Yesterday was the lecture I organized on Modern Quilting. Rossie gave an hour long lecture on this new category of quilting that keeps creeping up lately.
There were several things that I found fascinating. The one thing I found most interesting was the clear correlation to Amish quilting, Gee's Bend quilts and Nancy Crow. Modern Quilting seems to be defined by the use of negative space in design and a sort of utilitarian style piecing. Lots of use of solids for graphic designs and a general sense of contentment to do your own thing without worrying about being the odd one out.
It seems to me to be a resurgence of the most traditional form of quilting. And I love it. Not a single thing about it that I don't care for and its making me a convert - I want to make functional quilts. What I find most exciting about it is the way brand new quilters are flocking to it, its created a new interest that is grand.

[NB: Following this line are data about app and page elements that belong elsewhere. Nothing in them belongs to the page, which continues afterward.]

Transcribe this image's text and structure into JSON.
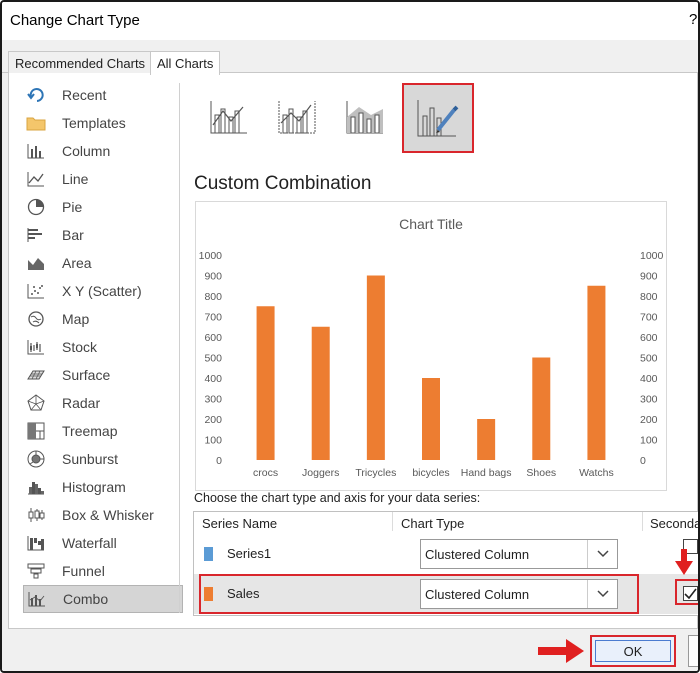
{
  "window": {
    "title": "Change Chart Type",
    "help_glyph": "?"
  },
  "tabs": [
    {
      "label": "Recommended Charts",
      "active": false
    },
    {
      "label": "All Charts",
      "active": true
    }
  ],
  "sidebar": {
    "items": [
      {
        "label": "Recent",
        "icon": "recent-icon"
      },
      {
        "label": "Templates",
        "icon": "templates-folder-icon"
      },
      {
        "label": "Column",
        "icon": "column-chart-icon"
      },
      {
        "label": "Line",
        "icon": "line-chart-icon"
      },
      {
        "label": "Pie",
        "icon": "pie-chart-icon"
      },
      {
        "label": "Bar",
        "icon": "bar-chart-icon"
      },
      {
        "label": "Area",
        "icon": "area-chart-icon"
      },
      {
        "label": "X Y (Scatter)",
        "icon": "scatter-chart-icon"
      },
      {
        "label": "Map",
        "icon": "map-chart-icon"
      },
      {
        "label": "Stock",
        "icon": "stock-chart-icon"
      },
      {
        "label": "Surface",
        "icon": "surface-chart-icon"
      },
      {
        "label": "Radar",
        "icon": "radar-chart-icon"
      },
      {
        "label": "Treemap",
        "icon": "treemap-chart-icon"
      },
      {
        "label": "Sunburst",
        "icon": "sunburst-chart-icon"
      },
      {
        "label": "Histogram",
        "icon": "histogram-chart-icon"
      },
      {
        "label": "Box & Whisker",
        "icon": "box-whisker-chart-icon"
      },
      {
        "label": "Waterfall",
        "icon": "waterfall-chart-icon"
      },
      {
        "label": "Funnel",
        "icon": "funnel-chart-icon"
      },
      {
        "label": "Combo",
        "icon": "combo-chart-icon",
        "active": true
      }
    ]
  },
  "combo_subtypes": [
    {
      "icon": "clustered-column-line-icon"
    },
    {
      "icon": "clustered-column-line-secondary-axis-icon"
    },
    {
      "icon": "stacked-area-clustered-column-icon"
    },
    {
      "icon": "custom-combination-icon",
      "selected": true
    }
  ],
  "section_title": "Custom Combination",
  "chart_data": {
    "type": "bar",
    "title": "Chart Title",
    "categories": [
      "crocs",
      "Joggers",
      "Tricycles",
      "bicycles",
      "Hand bags",
      "Shoes",
      "Watchs"
    ],
    "series": [
      {
        "name": "Sales",
        "values": [
          750,
          650,
          900,
          400,
          200,
          500,
          850
        ],
        "axis": "secondary",
        "color": "#ed7d31"
      }
    ],
    "ylim": [
      0,
      1000
    ],
    "yticks": [
      0,
      100,
      200,
      300,
      400,
      500,
      600,
      700,
      800,
      900,
      1000
    ],
    "secondary_ylim": [
      0,
      1000
    ],
    "secondary_yticks": [
      0,
      100,
      200,
      300,
      400,
      500,
      600,
      700,
      800,
      900,
      1000
    ],
    "grid": false
  },
  "series_grid": {
    "instruction": "Choose the chart type and axis for your data series:",
    "headers": {
      "series_name": "Series Name",
      "chart_type": "Chart Type",
      "secondary_axis": "Seconda"
    },
    "rows": [
      {
        "name": "Series1",
        "color": "#5b9bd5",
        "chart_type": "Clustered Column",
        "secondary_axis": false
      },
      {
        "name": "Sales",
        "color": "#ed7d31",
        "chart_type": "Clustered Column",
        "secondary_axis": true
      }
    ]
  },
  "footer": {
    "ok_label": "OK"
  },
  "colors": {
    "accent_red": "#d9262c",
    "bar_orange": "#ed7d31",
    "series1_blue": "#5b9bd5"
  }
}
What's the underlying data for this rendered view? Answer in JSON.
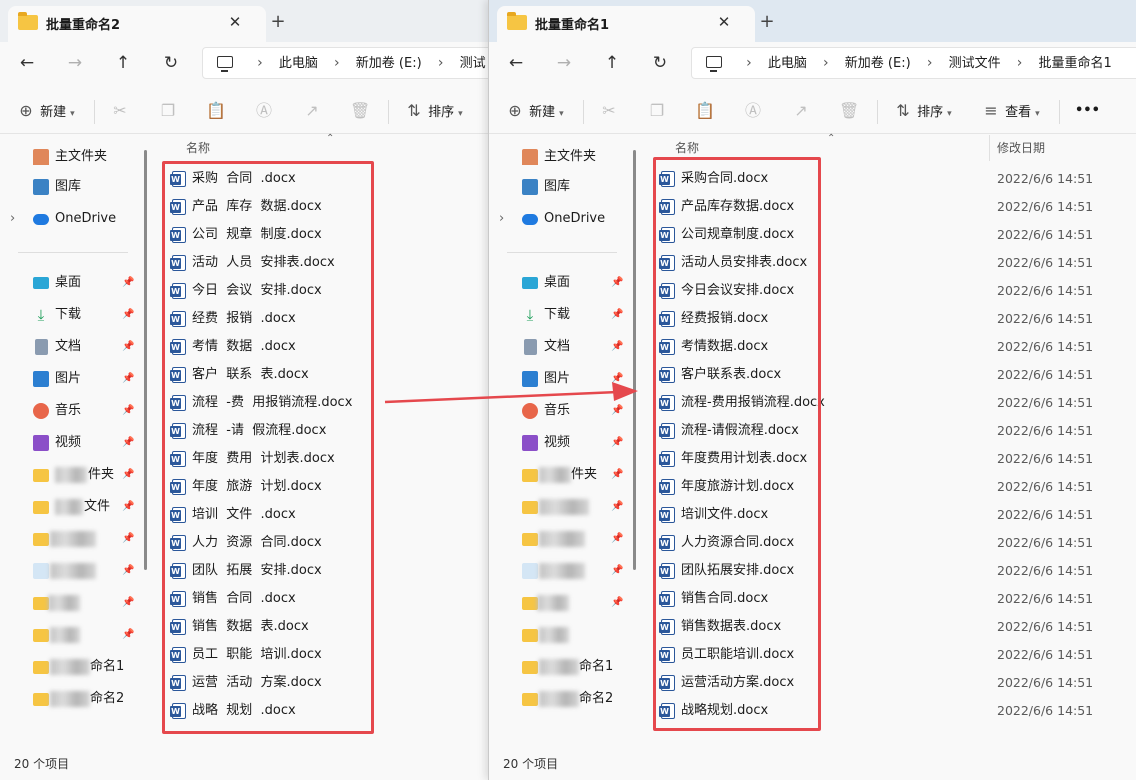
{
  "left_window": {
    "tab_title": "批量重命名2",
    "close_glyph": "✕",
    "add_glyph": "+",
    "breadcrumb": [
      "此电脑",
      "新加卷 (E:)",
      "测试"
    ],
    "toolbar": {
      "new_label": "新建",
      "sort_label": "排序"
    },
    "column_name": "名称",
    "files": [
      "采购  合同  .docx",
      "产品  库存  数据.docx",
      "公司  规章  制度.docx",
      "活动  人员  安排表.docx",
      "今日  会议  安排.docx",
      "经费  报销  .docx",
      "考情  数据  .docx",
      "客户  联系  表.docx",
      "流程  -费  用报销流程.docx",
      "流程  -请  假流程.docx",
      "年度  费用  计划表.docx",
      "年度  旅游  计划.docx",
      "培训  文件  .docx",
      "人力  资源  合同.docx",
      "团队  拓展  安排.docx",
      "销售  合同  .docx",
      "销售  数据  表.docx",
      "员工  职能  培训.docx",
      "运营  活动  方案.docx",
      "战略  规划  .docx"
    ],
    "status": "20 个项目"
  },
  "right_window": {
    "tab_title": "批量重命名1",
    "close_glyph": "✕",
    "add_glyph": "+",
    "breadcrumb": [
      "此电脑",
      "新加卷 (E:)",
      "测试文件",
      "批量重命名1"
    ],
    "toolbar": {
      "new_label": "新建",
      "sort_label": "排序",
      "view_label": "查看",
      "more_label": "•••"
    },
    "column_name": "名称",
    "column_date": "修改日期",
    "files": [
      "采购合同.docx",
      "产品库存数据.docx",
      "公司规章制度.docx",
      "活动人员安排表.docx",
      "今日会议安排.docx",
      "经费报销.docx",
      "考情数据.docx",
      "客户联系表.docx",
      "流程-费用报销流程.docx",
      "流程-请假流程.docx",
      "年度费用计划表.docx",
      "年度旅游计划.docx",
      "培训文件.docx",
      "人力资源合同.docx",
      "团队拓展安排.docx",
      "销售合同.docx",
      "销售数据表.docx",
      "员工职能培训.docx",
      "运营活动方案.docx",
      "战略规划.docx"
    ],
    "date": "2022/6/6 14:51",
    "status": "20 个项目"
  },
  "sidebar": {
    "home": "主文件夹",
    "gallery": "图库",
    "onedrive": "OneDrive",
    "desktop": "桌面",
    "downloads": "下载",
    "documents": "文档",
    "pictures": "图片",
    "music": "音乐",
    "videos": "视频",
    "blur1_tail": "件夹",
    "blur2_tail": "文件",
    "blur8_tail": "命名1",
    "blur9_tail": "命名2"
  },
  "colors": {
    "accent_red": "#e5484d",
    "word_blue": "#2b579a",
    "folder_yellow": "#f6c543"
  }
}
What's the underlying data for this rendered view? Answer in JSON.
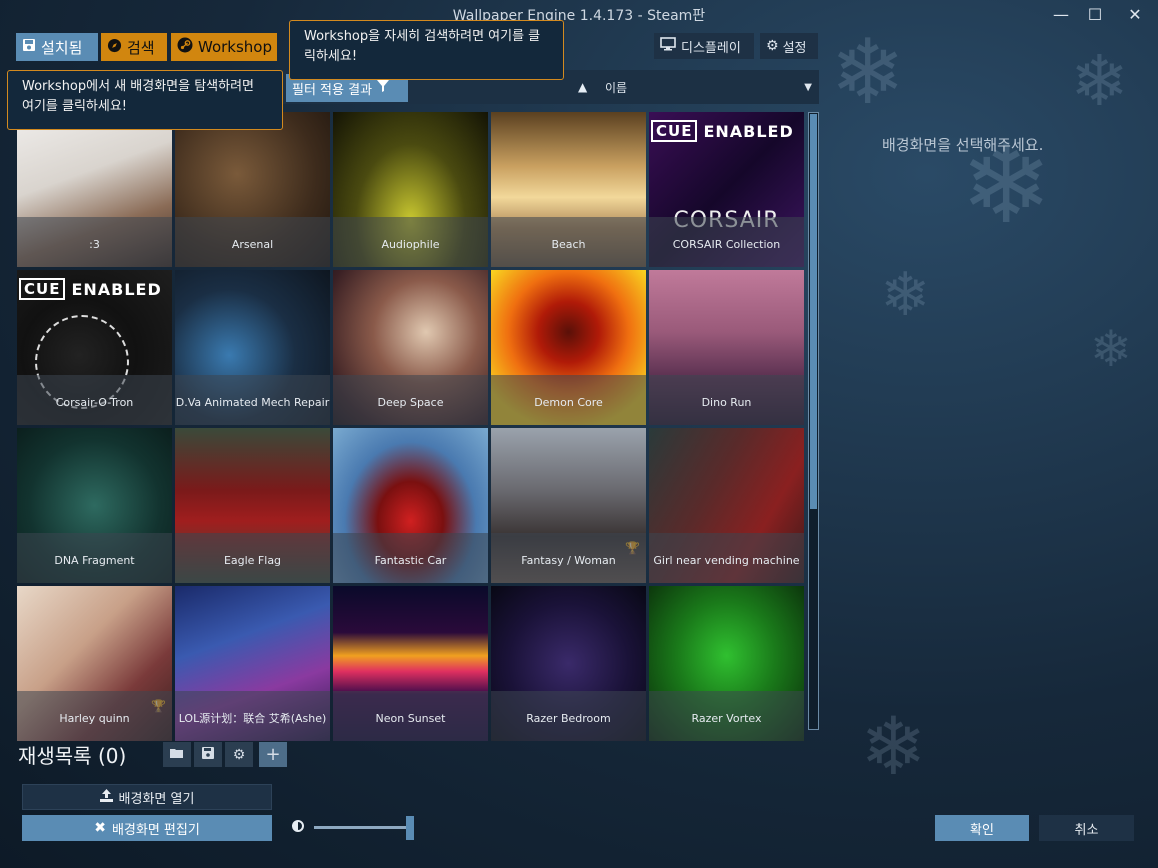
{
  "window": {
    "title": "Wallpaper Engine 1.4.173 - Steam판",
    "minimize_glyph": "—",
    "maximize_glyph": "☐",
    "close_glyph": "✕"
  },
  "tabs": {
    "installed": "설치됨",
    "search": "검색",
    "workshop": "Workshop"
  },
  "topbar": {
    "display": "디스플레이",
    "settings": "설정"
  },
  "tooltips": {
    "workshop_search": "Workshop을 자세히 검색하려면 여기를 클릭하세요!",
    "workshop_browse": "Workshop에서 새 배경화면을 탐색하려면 여기를 클릭하세요!"
  },
  "filter": {
    "result_label": "필터 적용 결과",
    "sort_value": "이름"
  },
  "wallpapers": [
    {
      "name": ":3"
    },
    {
      "name": "Arsenal"
    },
    {
      "name": "Audiophile"
    },
    {
      "name": "Beach"
    },
    {
      "name": "CORSAIR Collection"
    },
    {
      "name": "Corsair-O-Tron"
    },
    {
      "name": "D.Va Animated Mech Repair"
    },
    {
      "name": "Deep Space"
    },
    {
      "name": "Demon Core"
    },
    {
      "name": "Dino Run"
    },
    {
      "name": "DNA Fragment"
    },
    {
      "name": "Eagle Flag"
    },
    {
      "name": "Fantastic Car"
    },
    {
      "name": "Fantasy / Woman"
    },
    {
      "name": "Girl near vending machine"
    },
    {
      "name": "Harley quinn"
    },
    {
      "name": "LOL源计划：联合 艾希(Ashe)"
    },
    {
      "name": "Neon Sunset"
    },
    {
      "name": "Razer Bedroom"
    },
    {
      "name": "Razer Vortex"
    }
  ],
  "cue_badge": {
    "box": "CUE",
    "text": "ENABLED",
    "corsair_word": "CORSAIR"
  },
  "colors": {
    "accent_blue": "#5a8cb4",
    "accent_orange": "#d1860f",
    "panel_dark": "#1e3145"
  },
  "right_panel": {
    "message": "배경화면을 선택해주세요."
  },
  "playlist": {
    "title": "재생목록 (0)"
  },
  "buttons": {
    "open_wallpaper": "배경화면 열기",
    "wallpaper_editor": "배경화면 편집기",
    "ok": "확인",
    "cancel": "취소"
  },
  "brightness": {
    "value_fraction": 1.0
  }
}
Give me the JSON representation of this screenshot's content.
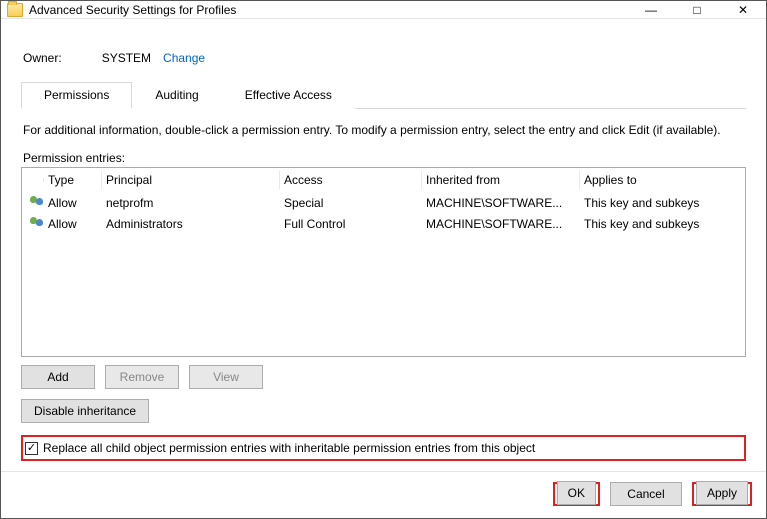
{
  "window": {
    "title": "Advanced Security Settings for Profiles"
  },
  "owner": {
    "label": "Owner:",
    "value": "SYSTEM",
    "change": "Change"
  },
  "tabs": {
    "permissions": "Permissions",
    "auditing": "Auditing",
    "effective": "Effective Access"
  },
  "info_line": "For additional information, double-click a permission entry. To modify a permission entry, select the entry and click Edit (if available).",
  "entries_label": "Permission entries:",
  "grid": {
    "headers": {
      "type": "Type",
      "principal": "Principal",
      "access": "Access",
      "inherited": "Inherited from",
      "applies": "Applies to"
    },
    "rows": [
      {
        "type": "Allow",
        "principal": "netprofm",
        "access": "Special",
        "inherited": "MACHINE\\SOFTWARE...",
        "applies": "This key and subkeys"
      },
      {
        "type": "Allow",
        "principal": "Administrators",
        "access": "Full Control",
        "inherited": "MACHINE\\SOFTWARE...",
        "applies": "This key and subkeys"
      }
    ]
  },
  "buttons": {
    "add": "Add",
    "remove": "Remove",
    "view": "View",
    "disable_inheritance": "Disable inheritance"
  },
  "checkbox": {
    "checked": true,
    "label": "Replace all child object permission entries with inheritable permission entries from this object"
  },
  "footer": {
    "ok": "OK",
    "cancel": "Cancel",
    "apply": "Apply"
  }
}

Rossie created a flickr pool for modern quilts a couple of years ago. Tons of inspiration there.
One point that Rossie touched on that really resonated with me is the term wabi-sabi.
Its a japanese term and wiki sums it up best in these two sentences: The aesthetic is sometimes described as one of beauty that is "imperfect, impermanent, and incomplete." Wabi-sabi nurtures all that is authentic by acknowledging three simple realities: nothing lasts, nothing is finished, and nothing is perfect.
This perfectly describes the reason why I can't warm up to machine quilting in my work. I've tried so many times, knowing that its a skill all of its own, always being in awe of those who have mastered it. But its never felt like me.
My work never looks like mine when I use a machine and so I go back to picking up the needle and thread and hand stitching everything.
I think it adds a soul, a mark, an element that I can't figure out how to embed in the things that I create any other way. It makes me content, this imperfection that clearly shows my hand.
Sounds right to me.